“I love films from the 30s and one thing you see in them is what a great social glue that kind of dancing was, and still today, you go to some sort of dance where there is ballroom dancing and the best dancers are the 75-year olds. No one under 70 seems to know how to dance that well anymore.”

The Suffolk [University] Voice’s Jake Mulligan has an interview that begins:

Voice: The philosophy that you should “date plain people” pops up here, after being delivered via monologue in Barcelona too.

Stillman: Right. Well, it’s a girl articulated it in [Damsels], opposed to a man articulating it [in Barcelona.] But I don’t think it really works. But it’s funny; you’re the first person to catch that.

OK, hands up who else picked up on that? Yes, I didn’t think Mulligan was the only one…

Katherine Monk at the Vancouver Sun has Stillman reveal this for (I think) the first time:

“[Metropolitan, Barcelona and Last Days of Disco] all came from me hazily remembering a time period and then populating it with characters,” he says. “This one is different from the other ones. The only idea that I had to start with was the floral names, and the idea of a Roman letter fraternity instead of a Greek letter fraternity.”

Stillman says he’s being sued at the moment by a Greek society, but he’s not worried. “I think my defence is quite clear: We’re talking about a Roman letter fraternity, not a Greek letter fraternity.”

Dallas’s Front Row has this interview by Peter Simek:

“I think I know what killed cinema: film noir,” Stillman tells me, revealing himself as something of a cinephile-heretic.

“I think the so-called sex comedies of the early-1960s, late-1950s, those slightly risqué, but within the code movies, they are really fun to watch with the kids,” Stillman says.

The Province’s Katherine Monk has this interview:

“One of my central ambitions was to go to Harvard. And I nearly didn’t get in, and when I did get in, I was insanely happy about it … until I was insanely depressed about it.” Stillman isn’t sure what happened. “It was pretty sick. Maybe it was hormonal or developmental, or something, but I was incredibly depressed and I remember competing to join the student newspaper,” he says, explaining the inspiration for a specific scene in Damsels.

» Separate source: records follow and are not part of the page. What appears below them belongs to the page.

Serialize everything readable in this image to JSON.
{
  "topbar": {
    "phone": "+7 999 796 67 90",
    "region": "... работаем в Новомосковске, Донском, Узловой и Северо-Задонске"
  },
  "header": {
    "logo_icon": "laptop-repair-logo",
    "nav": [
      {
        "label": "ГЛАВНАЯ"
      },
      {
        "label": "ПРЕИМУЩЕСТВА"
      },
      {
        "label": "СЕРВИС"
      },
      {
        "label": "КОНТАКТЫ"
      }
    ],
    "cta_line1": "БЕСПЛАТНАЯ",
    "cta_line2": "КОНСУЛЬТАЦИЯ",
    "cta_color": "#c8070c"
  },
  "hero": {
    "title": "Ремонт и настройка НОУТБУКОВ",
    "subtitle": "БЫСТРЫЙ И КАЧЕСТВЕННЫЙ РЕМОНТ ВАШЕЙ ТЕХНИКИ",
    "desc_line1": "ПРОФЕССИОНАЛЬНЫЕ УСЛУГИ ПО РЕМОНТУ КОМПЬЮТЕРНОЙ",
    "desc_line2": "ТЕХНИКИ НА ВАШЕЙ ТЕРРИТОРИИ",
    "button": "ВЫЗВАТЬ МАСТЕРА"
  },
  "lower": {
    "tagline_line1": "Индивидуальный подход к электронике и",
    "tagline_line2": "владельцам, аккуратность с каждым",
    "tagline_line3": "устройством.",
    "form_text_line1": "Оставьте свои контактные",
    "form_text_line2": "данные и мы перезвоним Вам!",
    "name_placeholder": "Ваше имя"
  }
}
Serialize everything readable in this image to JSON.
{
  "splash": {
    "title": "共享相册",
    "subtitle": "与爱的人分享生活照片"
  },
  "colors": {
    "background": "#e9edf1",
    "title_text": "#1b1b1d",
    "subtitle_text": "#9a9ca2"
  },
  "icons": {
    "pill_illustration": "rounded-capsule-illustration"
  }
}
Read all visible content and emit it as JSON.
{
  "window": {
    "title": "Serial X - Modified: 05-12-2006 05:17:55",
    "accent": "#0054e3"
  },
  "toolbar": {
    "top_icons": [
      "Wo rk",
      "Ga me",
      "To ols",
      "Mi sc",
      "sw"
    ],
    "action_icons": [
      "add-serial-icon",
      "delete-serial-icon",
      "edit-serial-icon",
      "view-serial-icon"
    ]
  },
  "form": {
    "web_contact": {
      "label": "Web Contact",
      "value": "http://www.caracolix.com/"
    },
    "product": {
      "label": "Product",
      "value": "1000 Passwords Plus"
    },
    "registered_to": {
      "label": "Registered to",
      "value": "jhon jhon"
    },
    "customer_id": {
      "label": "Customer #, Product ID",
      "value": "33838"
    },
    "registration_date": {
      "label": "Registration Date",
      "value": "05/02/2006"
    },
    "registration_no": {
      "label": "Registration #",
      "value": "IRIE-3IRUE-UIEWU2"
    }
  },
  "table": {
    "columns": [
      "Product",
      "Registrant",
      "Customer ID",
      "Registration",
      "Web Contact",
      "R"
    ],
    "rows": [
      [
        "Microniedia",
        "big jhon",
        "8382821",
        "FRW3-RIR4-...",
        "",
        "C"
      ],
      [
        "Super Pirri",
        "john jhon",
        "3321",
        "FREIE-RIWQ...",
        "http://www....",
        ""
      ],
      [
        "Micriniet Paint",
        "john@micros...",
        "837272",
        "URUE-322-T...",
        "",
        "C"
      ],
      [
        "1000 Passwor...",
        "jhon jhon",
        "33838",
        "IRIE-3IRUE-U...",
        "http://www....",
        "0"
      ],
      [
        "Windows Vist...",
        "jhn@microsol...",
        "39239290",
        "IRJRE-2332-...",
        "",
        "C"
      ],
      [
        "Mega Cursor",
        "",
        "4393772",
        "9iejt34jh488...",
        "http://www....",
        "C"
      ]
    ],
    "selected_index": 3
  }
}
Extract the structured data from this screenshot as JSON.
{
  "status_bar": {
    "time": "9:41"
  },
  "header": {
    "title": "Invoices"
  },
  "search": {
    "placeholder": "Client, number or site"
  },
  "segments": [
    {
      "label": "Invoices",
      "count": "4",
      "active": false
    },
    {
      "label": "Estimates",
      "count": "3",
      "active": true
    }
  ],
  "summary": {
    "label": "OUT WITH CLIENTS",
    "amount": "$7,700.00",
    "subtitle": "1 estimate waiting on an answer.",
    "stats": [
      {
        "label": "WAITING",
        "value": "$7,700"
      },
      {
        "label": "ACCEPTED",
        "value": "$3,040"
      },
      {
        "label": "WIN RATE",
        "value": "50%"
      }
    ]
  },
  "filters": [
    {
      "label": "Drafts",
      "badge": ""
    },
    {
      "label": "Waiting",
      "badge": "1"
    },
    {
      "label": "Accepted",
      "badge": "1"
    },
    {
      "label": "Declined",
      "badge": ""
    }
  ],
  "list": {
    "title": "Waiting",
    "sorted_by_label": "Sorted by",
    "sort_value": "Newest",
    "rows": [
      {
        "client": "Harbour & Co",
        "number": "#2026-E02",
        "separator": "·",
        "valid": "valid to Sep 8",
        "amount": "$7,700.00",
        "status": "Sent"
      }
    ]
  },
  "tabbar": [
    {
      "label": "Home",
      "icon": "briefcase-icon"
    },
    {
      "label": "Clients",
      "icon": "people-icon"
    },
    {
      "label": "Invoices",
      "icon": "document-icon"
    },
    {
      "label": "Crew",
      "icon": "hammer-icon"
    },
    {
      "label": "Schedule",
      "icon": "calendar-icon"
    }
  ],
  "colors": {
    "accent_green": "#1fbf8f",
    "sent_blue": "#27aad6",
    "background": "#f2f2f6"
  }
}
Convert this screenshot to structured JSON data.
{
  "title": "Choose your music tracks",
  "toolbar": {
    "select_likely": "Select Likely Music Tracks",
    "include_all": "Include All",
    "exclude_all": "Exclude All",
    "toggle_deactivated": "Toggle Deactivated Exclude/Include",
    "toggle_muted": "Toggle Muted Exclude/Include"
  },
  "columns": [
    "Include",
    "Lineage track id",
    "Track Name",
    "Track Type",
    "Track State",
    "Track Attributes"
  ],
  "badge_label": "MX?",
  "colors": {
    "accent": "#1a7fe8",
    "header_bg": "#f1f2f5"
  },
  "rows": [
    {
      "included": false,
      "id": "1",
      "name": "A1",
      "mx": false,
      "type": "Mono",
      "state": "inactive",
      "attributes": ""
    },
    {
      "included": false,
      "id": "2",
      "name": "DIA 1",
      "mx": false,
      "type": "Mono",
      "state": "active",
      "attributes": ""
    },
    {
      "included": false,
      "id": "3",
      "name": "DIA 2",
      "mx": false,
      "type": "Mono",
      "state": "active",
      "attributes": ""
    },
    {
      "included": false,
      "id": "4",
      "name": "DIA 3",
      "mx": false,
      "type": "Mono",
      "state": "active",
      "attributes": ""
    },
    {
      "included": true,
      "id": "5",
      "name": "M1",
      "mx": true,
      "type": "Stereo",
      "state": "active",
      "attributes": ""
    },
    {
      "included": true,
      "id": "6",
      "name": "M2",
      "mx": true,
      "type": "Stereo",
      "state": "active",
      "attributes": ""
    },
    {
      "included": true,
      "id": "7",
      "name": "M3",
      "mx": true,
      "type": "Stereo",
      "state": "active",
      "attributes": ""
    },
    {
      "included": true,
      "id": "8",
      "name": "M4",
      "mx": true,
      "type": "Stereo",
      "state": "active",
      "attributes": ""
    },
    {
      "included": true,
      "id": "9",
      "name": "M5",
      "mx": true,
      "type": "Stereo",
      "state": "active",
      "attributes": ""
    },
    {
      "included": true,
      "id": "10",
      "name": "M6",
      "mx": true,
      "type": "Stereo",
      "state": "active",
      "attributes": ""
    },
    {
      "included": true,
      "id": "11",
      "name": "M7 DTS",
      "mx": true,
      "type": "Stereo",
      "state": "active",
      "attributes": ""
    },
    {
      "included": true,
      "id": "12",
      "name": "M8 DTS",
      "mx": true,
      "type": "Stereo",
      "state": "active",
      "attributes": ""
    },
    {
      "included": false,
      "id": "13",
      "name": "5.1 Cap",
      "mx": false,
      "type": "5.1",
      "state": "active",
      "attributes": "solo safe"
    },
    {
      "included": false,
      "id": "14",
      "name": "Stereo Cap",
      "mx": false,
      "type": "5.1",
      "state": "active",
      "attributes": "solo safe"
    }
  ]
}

And, phew, that’s all for now. Congratulations on getting this far. In a couple of days we’ll have another round-up of Damsels reviews.